**Work item**
What you return must match the records exactly, with every line included.

[[ Working data, beginning ]]

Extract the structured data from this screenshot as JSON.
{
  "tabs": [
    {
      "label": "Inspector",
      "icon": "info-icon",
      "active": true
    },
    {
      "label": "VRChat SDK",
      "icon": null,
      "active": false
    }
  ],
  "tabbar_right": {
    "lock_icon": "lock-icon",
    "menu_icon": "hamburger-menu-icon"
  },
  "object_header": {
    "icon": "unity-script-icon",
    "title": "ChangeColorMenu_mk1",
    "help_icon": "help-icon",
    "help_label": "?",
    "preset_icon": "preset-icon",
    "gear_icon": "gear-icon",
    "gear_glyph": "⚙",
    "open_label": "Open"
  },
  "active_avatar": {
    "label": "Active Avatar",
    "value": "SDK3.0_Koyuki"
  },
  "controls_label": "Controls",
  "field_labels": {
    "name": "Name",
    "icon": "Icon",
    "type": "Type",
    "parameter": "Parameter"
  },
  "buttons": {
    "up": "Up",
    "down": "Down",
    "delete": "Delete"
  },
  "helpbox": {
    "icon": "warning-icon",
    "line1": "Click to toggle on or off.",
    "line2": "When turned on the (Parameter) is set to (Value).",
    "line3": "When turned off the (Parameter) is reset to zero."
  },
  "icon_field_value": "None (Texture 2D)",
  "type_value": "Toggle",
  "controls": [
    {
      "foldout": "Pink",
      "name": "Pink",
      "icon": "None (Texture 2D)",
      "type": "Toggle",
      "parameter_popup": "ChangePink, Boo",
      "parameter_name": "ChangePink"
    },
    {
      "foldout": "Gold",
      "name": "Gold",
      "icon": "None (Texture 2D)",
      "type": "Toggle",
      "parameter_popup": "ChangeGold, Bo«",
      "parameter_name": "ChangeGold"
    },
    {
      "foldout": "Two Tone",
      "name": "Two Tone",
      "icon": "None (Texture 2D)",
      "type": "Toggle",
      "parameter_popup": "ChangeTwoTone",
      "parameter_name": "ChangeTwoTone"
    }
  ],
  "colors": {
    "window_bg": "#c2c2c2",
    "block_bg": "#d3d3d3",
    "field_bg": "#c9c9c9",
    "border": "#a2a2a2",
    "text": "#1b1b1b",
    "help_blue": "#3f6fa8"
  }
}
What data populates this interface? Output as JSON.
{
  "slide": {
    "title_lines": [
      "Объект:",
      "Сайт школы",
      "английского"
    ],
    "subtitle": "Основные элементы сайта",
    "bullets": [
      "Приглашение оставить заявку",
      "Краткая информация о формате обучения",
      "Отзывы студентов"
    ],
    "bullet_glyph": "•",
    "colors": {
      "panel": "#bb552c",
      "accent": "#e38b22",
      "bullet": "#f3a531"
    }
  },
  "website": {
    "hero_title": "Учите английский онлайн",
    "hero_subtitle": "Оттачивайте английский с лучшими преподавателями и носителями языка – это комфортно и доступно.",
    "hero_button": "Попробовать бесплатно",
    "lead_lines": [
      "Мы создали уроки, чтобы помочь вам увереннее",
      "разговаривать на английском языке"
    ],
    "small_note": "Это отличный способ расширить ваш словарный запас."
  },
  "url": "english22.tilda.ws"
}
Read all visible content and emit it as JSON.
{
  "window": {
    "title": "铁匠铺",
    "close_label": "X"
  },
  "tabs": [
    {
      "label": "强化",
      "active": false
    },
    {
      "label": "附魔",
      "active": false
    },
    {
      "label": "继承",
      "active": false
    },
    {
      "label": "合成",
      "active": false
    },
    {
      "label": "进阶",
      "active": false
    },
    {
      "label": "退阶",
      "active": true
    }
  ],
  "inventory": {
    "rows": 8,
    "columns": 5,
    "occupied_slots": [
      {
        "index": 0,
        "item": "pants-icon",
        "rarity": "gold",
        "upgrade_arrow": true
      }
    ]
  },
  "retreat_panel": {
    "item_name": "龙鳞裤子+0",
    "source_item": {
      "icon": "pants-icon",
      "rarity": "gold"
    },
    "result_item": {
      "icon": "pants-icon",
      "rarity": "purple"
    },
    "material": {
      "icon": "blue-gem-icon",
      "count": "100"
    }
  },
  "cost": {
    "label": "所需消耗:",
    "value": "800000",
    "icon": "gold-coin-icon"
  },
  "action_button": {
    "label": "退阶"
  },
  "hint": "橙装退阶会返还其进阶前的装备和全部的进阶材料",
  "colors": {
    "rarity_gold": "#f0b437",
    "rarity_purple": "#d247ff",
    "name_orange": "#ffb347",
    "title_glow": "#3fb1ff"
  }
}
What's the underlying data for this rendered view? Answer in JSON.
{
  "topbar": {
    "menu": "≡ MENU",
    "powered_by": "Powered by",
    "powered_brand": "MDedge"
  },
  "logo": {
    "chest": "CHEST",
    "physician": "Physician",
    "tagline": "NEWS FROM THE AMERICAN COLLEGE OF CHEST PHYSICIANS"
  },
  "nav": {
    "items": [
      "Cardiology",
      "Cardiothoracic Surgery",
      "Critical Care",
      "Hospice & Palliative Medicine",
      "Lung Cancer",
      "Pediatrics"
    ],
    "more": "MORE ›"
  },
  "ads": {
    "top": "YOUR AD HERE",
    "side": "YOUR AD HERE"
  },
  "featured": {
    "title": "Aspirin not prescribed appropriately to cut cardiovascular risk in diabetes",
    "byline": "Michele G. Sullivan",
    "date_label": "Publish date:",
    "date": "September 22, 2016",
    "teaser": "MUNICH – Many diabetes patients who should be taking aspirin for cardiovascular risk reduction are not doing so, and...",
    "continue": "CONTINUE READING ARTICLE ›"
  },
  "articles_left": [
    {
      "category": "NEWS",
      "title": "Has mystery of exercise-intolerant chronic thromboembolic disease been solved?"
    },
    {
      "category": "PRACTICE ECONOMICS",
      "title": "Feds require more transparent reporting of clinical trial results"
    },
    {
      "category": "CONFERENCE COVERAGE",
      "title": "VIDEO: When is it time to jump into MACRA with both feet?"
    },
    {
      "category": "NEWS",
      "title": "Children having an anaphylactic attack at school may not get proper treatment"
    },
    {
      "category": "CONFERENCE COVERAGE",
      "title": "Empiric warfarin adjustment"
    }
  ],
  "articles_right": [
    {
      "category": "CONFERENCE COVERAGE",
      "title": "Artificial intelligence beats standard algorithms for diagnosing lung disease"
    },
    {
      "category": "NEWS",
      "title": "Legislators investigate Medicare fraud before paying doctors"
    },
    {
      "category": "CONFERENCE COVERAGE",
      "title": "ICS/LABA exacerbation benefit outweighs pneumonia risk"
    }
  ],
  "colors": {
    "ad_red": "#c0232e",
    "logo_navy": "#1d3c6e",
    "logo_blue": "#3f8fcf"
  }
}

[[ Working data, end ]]

**Reply**
Extract the structured data from this screenshot as JSON.
{
  "tabs": [
    {
      "label": "Inspector",
      "icon": "info-icon",
      "active": true
    },
    {
      "label": "VRChat SDK",
      "icon": null,
      "active": false
    }
  ],
  "tabbar_right": {
    "lock_icon": "lock-icon",
    "menu_icon": "hamburger-menu-icon"
  },
  "object_header": {
    "icon": "unity-script-icon",
    "title": "ChangeColorMenu_mk1",
    "help_icon": "help-icon",
    "help_label": "?",
    "preset_icon": "preset-icon",
    "gear_icon": "gear-icon",
    "gear_glyph": "⚙",
    "open_label": "Open"
  },
  "active_avatar": {
    "label": "Active Avatar",
    "value": "SDK3.0_Koyuki"
  },
  "controls_label": "Controls",
  "field_labels": {
    "name": "Name",
    "icon": "Icon",
    "type": "Type",
    "parameter": "Parameter"
  },
  "buttons": {
    "up": "Up",
    "down": "Down",
    "delete": "Delete"
  },
  "helpbox": {
    "icon": "warning-icon",
    "line1": "Click to toggle on or off.",
    "line2": "When turned on the (Parameter) is set to (Value).",
    "line3": "When turned off the (Parameter) is reset to zero."
  },
  "icon_field_value": "None (Texture 2D)",
  "type_value": "Toggle",
  "controls": [
    {
      "foldout": "Pink",
      "name": "Pink",
      "icon": "None (Texture 2D)",
      "type": "Toggle",
      "parameter_popup": "ChangePink, Boo",
      "parameter_name": "ChangePink"
    },
    {
      "foldout": "Gold",
      "name": "Gold",
      "icon": "None (Texture 2D)",
      "type": "Toggle",
      "parameter_popup": "ChangeGold, Bo«",
      "parameter_name": "ChangeGold"
    },
    {
      "foldout": "Two Tone",
      "name": "Two Tone",
      "icon": "None (Texture 2D)",
      "type": "Toggle",
      "parameter_popup": "ChangeTwoTone",
      "parameter_name": "ChangeTwoTone"
    }
  ],
  "colors": {
    "window_bg": "#c2c2c2",
    "block_bg": "#d3d3d3",
    "field_bg": "#c9c9c9",
    "border": "#a2a2a2",
    "text": "#1b1b1b",
    "help_blue": "#3f6fa8"
  }
}
What data populates this interface? Output as JSON.
{
  "slide": {
    "title_lines": [
      "Объект:",
      "Сайт школы",
      "английского"
    ],
    "subtitle": "Основные элементы сайта",
    "bullets": [
      "Приглашение оставить заявку",
      "Краткая информация о формате обучения",
      "Отзывы студентов"
    ],
    "bullet_glyph": "•",
    "colors": {
      "panel": "#bb552c",
      "accent": "#e38b22",
      "bullet": "#f3a531"
    }
  },
  "website": {
    "hero_title": "Учите английский онлайн",
    "hero_subtitle": "Оттачивайте английский с лучшими преподавателями и носителями языка – это комфортно и доступно.",
    "hero_button": "Попробовать бесплатно",
    "lead_lines": [
      "Мы создали уроки, чтобы помочь вам увереннее",
      "разговаривать на английском языке"
    ],
    "small_note": "Это отличный способ расширить ваш словарный запас."
  },
  "url": "english22.tilda.ws"
}
Read all visible content and emit it as JSON.
{
  "window": {
    "title": "铁匠铺",
    "close_label": "X"
  },
  "tabs": [
    {
      "label": "强化",
      "active": false
    },
    {
      "label": "附魔",
      "active": false
    },
    {
      "label": "继承",
      "active": false
    },
    {
      "label": "合成",
      "active": false
    },
    {
      "label": "进阶",
      "active": false
    },
    {
      "label": "退阶",
      "active": true
    }
  ],
  "inventory": {
    "rows": 8,
    "columns": 5,
    "occupied_slots": [
      {
        "index": 0,
        "item": "pants-icon",
        "rarity": "gold",
        "upgrade_arrow": true
      }
    ]
  },
  "retreat_panel": {
    "item_name": "龙鳞裤子+0",
    "source_item": {
      "icon": "pants-icon",
      "rarity": "gold"
    },
    "result_item": {
      "icon": "pants-icon",
      "rarity": "purple"
    },
    "material": {
      "icon": "blue-gem-icon",
      "count": "100"
    }
  },
  "cost": {
    "label": "所需消耗:",
    "value": "800000",
    "icon": "gold-coin-icon"
  },
  "action_button": {
    "label": "退阶"
  },
  "hint": "橙装退阶会返还其进阶前的装备和全部的进阶材料",
  "colors": {
    "rarity_gold": "#f0b437",
    "rarity_purple": "#d247ff",
    "name_orange": "#ffb347",
    "title_glow": "#3fb1ff"
  }
}
What's the underlying data for this rendered view? Answer in JSON.
{
  "topbar": {
    "menu": "≡ MENU",
    "powered_by": "Powered by",
    "powered_brand": "MDedge"
  },
  "logo": {
    "chest": "CHEST",
    "physician": "Physician",
    "tagline": "NEWS FROM THE AMERICAN COLLEGE OF CHEST PHYSICIANS"
  },
  "nav": {
    "items": [
      "Cardiology",
      "Cardiothoracic Surgery",
      "Critical Care",
      "Hospice & Palliative Medicine",
      "Lung Cancer",
      "Pediatrics"
    ],
    "more": "MORE ›"
  },
  "ads": {
    "top": "YOUR AD HERE",
    "side": "YOUR AD HERE"
  },
  "featured": {
    "title": "Aspirin not prescribed appropriately to cut cardiovascular risk in diabetes",
    "byline": "Michele G. Sullivan",
    "date_label": "Publish date:",
    "date": "September 22, 2016",
    "teaser": "MUNICH – Many diabetes patients who should be taking aspirin for cardiovascular risk reduction are not doing so, and...",
    "continue": "CONTINUE READING ARTICLE ›"
  },
  "articles_left": [
    {
      "category": "NEWS",
      "title": "Has mystery of exercise-intolerant chronic thromboembolic disease been solved?"
    },
    {
      "category": "PRACTICE ECONOMICS",
      "title": "Feds require more transparent reporting of clinical trial results"
    },
    {
      "category": "CONFERENCE COVERAGE",
      "title": "VIDEO: When is it time to jump into MACRA with both feet?"
    },
    {
      "category": "NEWS",
      "title": "Children having an anaphylactic attack at school may not get proper treatment"
    },
    {
      "category": "CONFERENCE COVERAGE",
      "title": "Empiric warfarin adjustment"
    }
  ],
  "articles_right": [
    {
      "category": "CONFERENCE COVERAGE",
      "title": "Artificial intelligence beats standard algorithms for diagnosing lung disease"
    },
    {
      "category": "NEWS",
      "title": "Legislators investigate Medicare fraud before paying doctors"
    },
    {
      "category": "CONFERENCE COVERAGE",
      "title": "ICS/LABA exacerbation benefit outweighs pneumonia risk"
    }
  ],
  "colors": {
    "ad_red": "#c0232e",
    "logo_navy": "#1d3c6e",
    "logo_blue": "#3f8fcf"
  }
}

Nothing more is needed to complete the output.